I just see him being the last guy in the tournament.
FH: What are your thoughts and feelings about the Arthur Abraham bout being only your second time fighting in your home state of Michigan, with your first being your December 2006 third-round knockout of Cullen Rogers in Flint?
Dirrell: That [Rogers] was an introduction fight, just a minor show to give the fans back at home something that we put together. It was semi-successful. But this, with Arthur Abraham, this is a big fight. This will be a historical fight for the state of Michigan and for the Mid-West at the Joe Louis Arena.
This is the real one, right here. They will see Andre Dirrell at his finest, and I plan on making a big statement.
FH: With the fight being only a couple of days away, really, what's been the reaction of the community?

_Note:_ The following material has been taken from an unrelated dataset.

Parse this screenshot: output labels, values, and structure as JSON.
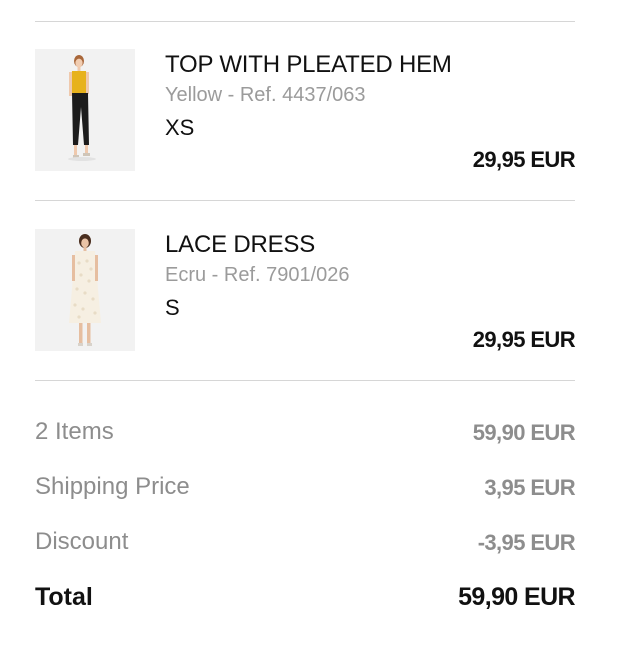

Dirrell: As far as the hometown goes, in the state of Michigan, they've shown me tremendous support -- Flint, Detroit, Bay City, Saginaw and all of the surrounding areas. And even Ohio and Florida. I'm feeling really awesome about the local support.
I believe that I will feed off of the crowd's energy and that I will pull off a victory on March 27.
FH: Do you feel any pressure?
Dirrell: I feel the pressure to be perfect in this fight. I want to be perfect. I want to be flawless, hands down. I want to show the fans that the loss to Carl Froch was a minor setback, but that it didn't affect my confidence.
FH: How do you crack Arthur Abraham's defense and deal with his power?
Dirrell:Arthur Abraham is very explosive and very powerful. He comes out of that defensive shell like a rocket. That's one thing that I give Arthur Abraham [credit for]. That's why he's a former world champion at 160 pounds. He's explosive out of that shell. He knows how to break out of it and bring the combinations.
Until you force him to throw a punch, then he'll keep that defense up. But the best defense for me in this fight is my offense. The more offense that I put on him, the more that he's got to start taking chances.
Once he realizes that I'm not going to get tired, then he'll start having to put his chin on the line and putting his form on the line and whatever else. He's going to start taking chances in the later rounds. Once he sees that my offense is breaking him down, then he'll have to break out of that shell and try to be on the attack more.
That's when I'll start bringing out my other arsenal, should I say.
FH: Will this strategy involve your arsenal moving forward, being in and out, doing things consistently, or doing a mix of things?
Dirrell: I'm definitely going to be doing a mixture of things, and I'm definitely going to be doing things to set traps for him, because he has a solid defense. He's not just a guy you can go in and throw punches at and expect to win. You have to have a game plan for Abraham. He's a careful fighter.
He hides his offense with his defense. And that can be discouraging to a lot of fighters. But if you go in there in 12-round shape and 13-round shape, and you have a great offense, then you can pull off a victory easily against him, and I believe that I will do that on March 27.